IMG_8667

See pebbles, not sand.

On the walk home, we admired the city, all lit up and shimmering. At nine or so, everybody finally showed up dressed for dinner – the men in tailored jackets, women in summer dresses and Chanel No. 5. Seriously people, the French get this so right. Let’s get dressed for dinner again, shall we America?

IMG_8696

And once again, this is Villefranche Sur Mer. We’re headed back there in the morning because I literally cannot get enough of it. Bill Gates, Sean Connery and Mick Jaggar have homes here. Can you blame them?

IMG_8517

Sometimes, I feel a little guilty about what a ripping good time I get to have in France, but then I remember something Jesus said and I get over it.

I came so that you might have and enjoy your life, have it in abundance, to the full until it overflows. John 10:10

So I’m doing that because I’d be crazy not to. I spend a lot of time at home, praying and studying and mowing my lawn, but here I’m laughing and drinking wine and letting my life overflow. One is not holier than another, Jesus loves me both ways.

But Jesus also said:

From everyone who has been given much, much will be demanded; and from the one who has been entrusted with much, much more will be asked. Luke 12:48.

And do you know what? I’m fine with that bargain. Exactly one month after standing on the dock next to the Excellence V, I’m going to Africa to work in a bush orphanage where kids don’t have shoes. Who lives their life like this?
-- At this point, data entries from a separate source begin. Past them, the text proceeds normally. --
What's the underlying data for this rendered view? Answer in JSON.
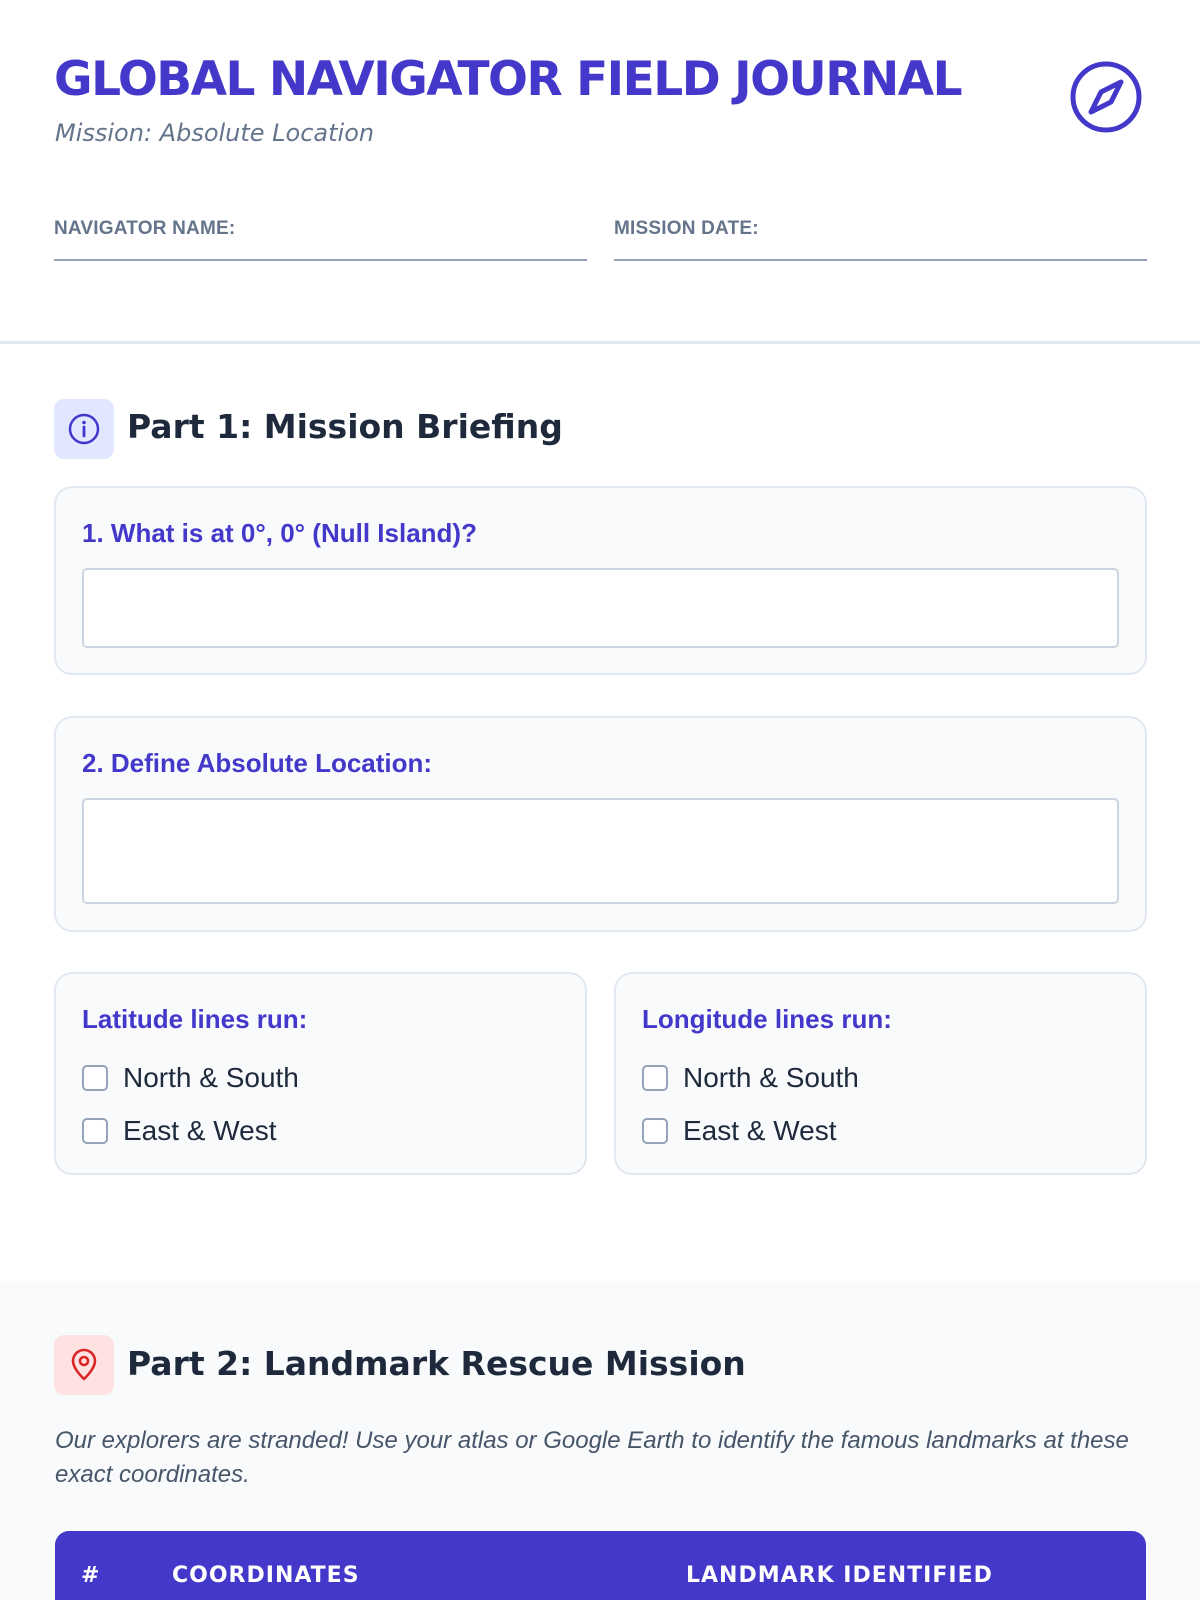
{
  "header": {
    "title": "GLOBAL NAVIGATOR FIELD JOURNAL",
    "subtitle": "Mission: Absolute Location",
    "fields": {
      "navigator_name_label": "NAVIGATOR NAME:",
      "navigator_name_value": "",
      "mission_date_label": "MISSION DATE:",
      "mission_date_value": ""
    },
    "icon": "compass-icon"
  },
  "part1": {
    "title": "Part 1: Mission Briefing",
    "icon": "info-icon",
    "q1": {
      "label": "1. What is at 0°, 0° (Null Island)?",
      "value": ""
    },
    "q2": {
      "label": "2. Define Absolute Location:",
      "value": ""
    },
    "latitude": {
      "label": "Latitude lines run:",
      "options": [
        "North & South",
        "East & West"
      ]
    },
    "longitude": {
      "label": "Longitude lines run:",
      "options": [
        "North & South",
        "East & West"
      ]
    }
  },
  "part2": {
    "title": "Part 2: Landmark Rescue Mission",
    "icon": "map-pin-icon",
    "description": "Our explorers are stranded! Use your atlas or Google Earth to identify the famous landmarks at these exact coordinates.",
    "table_headers": [
      "#",
      "COORDINATES",
      "LANDMARK IDENTIFIED"
    ]
  },
  "colors": {
    "accent": "#4338ca",
    "muted": "#64748b",
    "card_bg": "#f8fafc",
    "info_icon_bg": "#e0e7ff",
    "pin_icon_bg": "#fee2e2",
    "pin_icon": "#dc2626"
  }
}
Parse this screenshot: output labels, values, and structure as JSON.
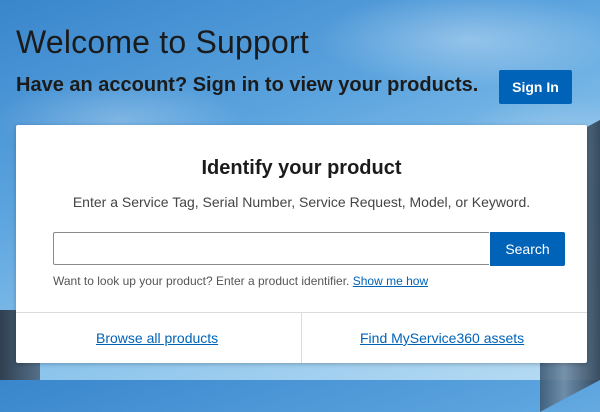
{
  "header": {
    "welcome": "Welcome to Support",
    "account_prompt": "Have an account? Sign in to view your products.",
    "signin_label": "Sign In"
  },
  "card": {
    "title": "Identify your product",
    "subtitle": "Enter a Service Tag, Serial Number, Service Request, Model, or Keyword.",
    "search": {
      "value": "",
      "placeholder": "",
      "button_label": "Search"
    },
    "hint_text": "Want to look up your product? Enter a product identifier.",
    "hint_link": "Show me how",
    "browse_link": "Browse all products",
    "assets_link": "Find MyService360 assets"
  },
  "colors": {
    "accent": "#0063b8",
    "text": "#1b1b1b"
  }
}
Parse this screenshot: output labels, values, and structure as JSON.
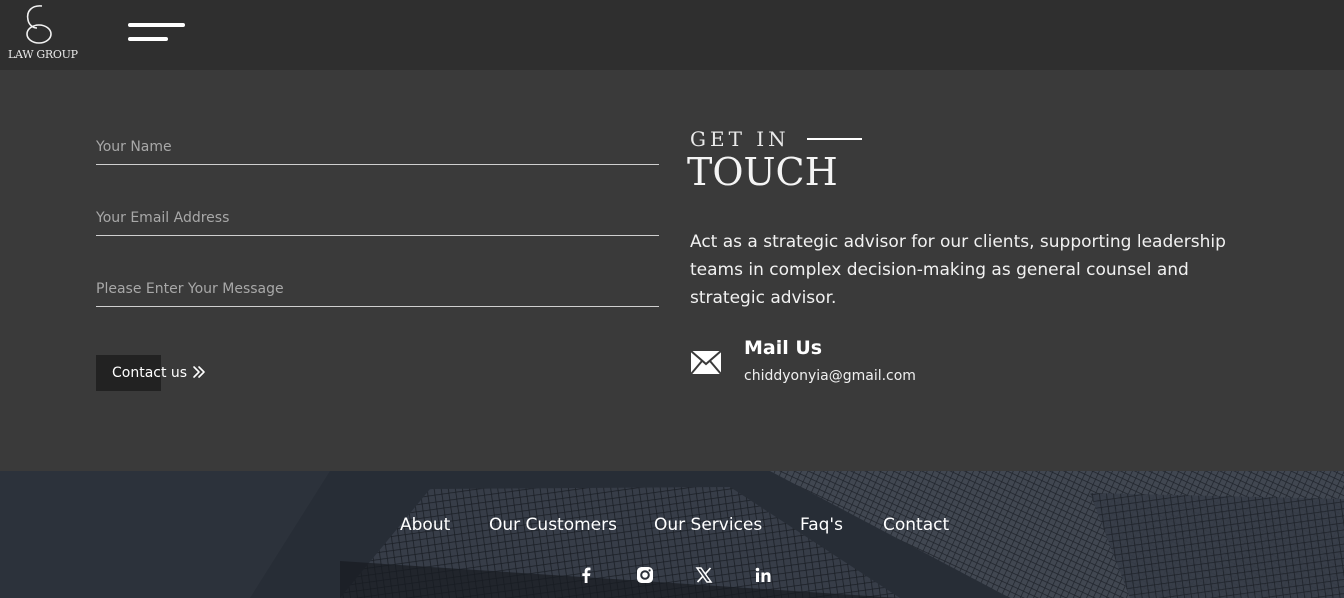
{
  "header": {
    "logo_text": "LAW GROUP",
    "menu_icon": "hamburger-menu-icon"
  },
  "form": {
    "name_placeholder": "Your Name",
    "email_placeholder": "Your Email Address",
    "message_placeholder": "Please Enter Your Message",
    "submit_label": "Contact us",
    "submit_icon": "double-chevron-right-icon"
  },
  "touch": {
    "eyebrow": "GET IN",
    "title": "TOUCH",
    "description": "Act as a strategic advisor for our clients, supporting leadership teams in complex decision-making as general counsel and strategic advisor.",
    "mail_heading": "Mail Us",
    "mail_address": "chiddyonyia@gmail.com",
    "mail_icon": "envelope-icon"
  },
  "footer": {
    "nav": [
      "About",
      "Our Customers",
      "Our Services",
      "Faq's",
      "Contact"
    ],
    "social_icons": [
      "facebook-icon",
      "instagram-icon",
      "x-icon",
      "linkedin-icon"
    ]
  },
  "colors": {
    "page_background": "#3a3a3a",
    "header_background": "#2f2f2f",
    "button_background": "#222222",
    "text": "#ffffff"
  }
}
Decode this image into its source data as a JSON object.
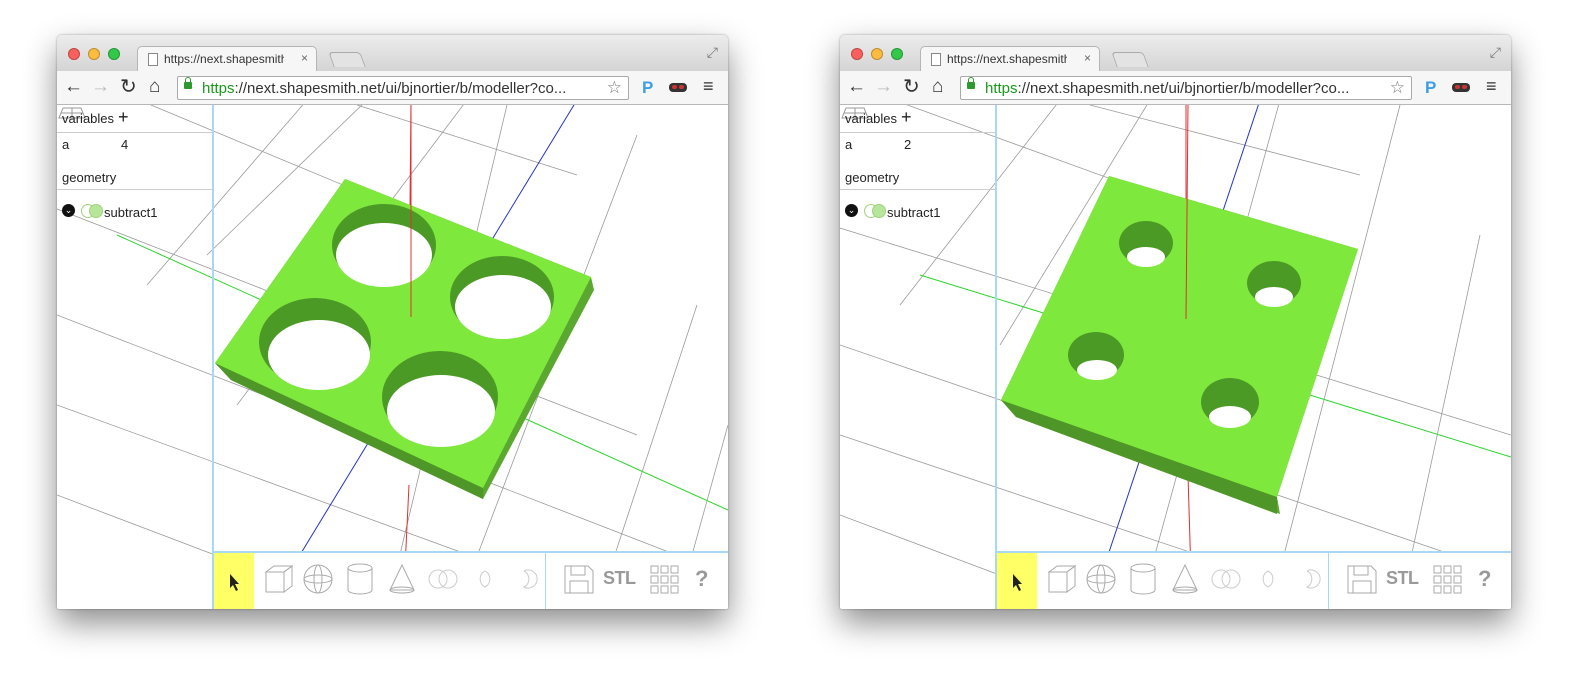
{
  "windows": [
    {
      "tab": {
        "title": "https://next.shapesmith.n",
        "close": "×"
      },
      "url": {
        "scheme": "https",
        "rest": "://next.shapesmith.net/ui/bjnortier/b/modeller?co..."
      },
      "toolbar": {
        "back": "←",
        "forward": "→",
        "reload": "↻",
        "home": "⌂",
        "star": "☆",
        "ext_p": "P",
        "menu": "≡",
        "fullscreen": "⤢"
      },
      "sidebar": {
        "variables_heading": "variables",
        "add": "+",
        "variable": {
          "name": "a",
          "value": "4"
        },
        "geometry_heading": "geometry",
        "expand": "⌄",
        "node_label": "subtract1"
      },
      "bottombar": {
        "stl": "STL",
        "help": "?"
      },
      "model": {
        "hole_scale_variable": 4,
        "color": "#7ee03a"
      }
    },
    {
      "tab": {
        "title": "https://next.shapesmith.n",
        "close": "×"
      },
      "url": {
        "scheme": "https",
        "rest": "://next.shapesmith.net/ui/bjnortier/b/modeller?co..."
      },
      "toolbar": {
        "back": "←",
        "forward": "→",
        "reload": "↻",
        "home": "⌂",
        "star": "☆",
        "ext_p": "P",
        "menu": "≡",
        "fullscreen": "⤢"
      },
      "sidebar": {
        "variables_heading": "variables",
        "add": "+",
        "variable": {
          "name": "a",
          "value": "2"
        },
        "geometry_heading": "geometry",
        "expand": "⌄",
        "node_label": "subtract1"
      },
      "bottombar": {
        "stl": "STL",
        "help": "?"
      },
      "model": {
        "hole_scale_variable": 2,
        "color": "#7ee03a"
      }
    }
  ],
  "colors": {
    "accent_border": "#a7d9f3",
    "select_tool_bg": "#ffff66",
    "model_top": "#7fe83c",
    "model_side_dark": "#5aa830",
    "axis_x": "#2bd42b",
    "axis_y": "#2233cc",
    "axis_z": "#e03030"
  }
}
Me, because I’ve decided that living a big, exuberant life and helping other people isn’t an either or proposition. I think it can be both and… It’s crazy but it’s interesting and ultimately that’s what I want.

If Jesus is the foundation and the master architect of our lives, I don’t think it matters what we build, just that we do it with gusto and create something beautiful, not just for ourselves but other people too.

Because It Is Beautiful.

Years ago in Colorado, I meandered through an iron foundry with a friend. Out of the rubble, he grabbed an old iron wheel. The spokes radiated from the hub in a most unusual way, curvy and intricate like S’s rather than L’s. It clearly took the blacksmith much longer to build it that way than with straight spokes.

“Do you know why it’s like that,” my friend, an engineer and blacksmith, asked.

“No.”

“Because it’s beautiful,” he said. “There is no other reason.”IMG_8494

Enjoying a little jet lag tonight, I’m sitting in our apartment in Nice, France with the gallerie windows open to the Port du Nice. Sailboats bob gently in their slips next to three-story yachts with navy blue hulls and tan, young men swabbing their already spotless decks.

Although it is dark, I can see all this because the port is ringed by street lights shaped like lanterns. But evidently, that’s not lovely enough, because they lamps don’t just shimmer on the water, every now and again they flicker, flash and change color. At the moment, they are green. Soon they will turn purple.

Do you know why they do that?

Because it is beautiful. There is no other reason.

Consider French architecture, art, fashion and food. The French cultivate beauty and finery for the sake of itself, which is perhaps the reason France is the most visited nation on earth. The United States is second and we have the Grand Canyon.

IMG_8496In addition, Nice Port and the Old Town are separated by a large tree covered hill, rising 300 feet above the Mediterranean. Until 1705 there was a castle there, but now it is a city park, a picnic spot with Roman ruins and long views over the turquoise and cobalt sea.

The park closes at night but all along the hillside the trees are awash with careful, deliberate landscape lighting, which also shimmers off the water in the Port below.

How delightfully unnecessary all this is, but at nearly 2am on a jet lag night, I’m reminded we are all capable of magic, and creating something that makes people linger and sigh requires no explanation.

Because it’s beautiful, is reason enough.

So, what magic are you creating?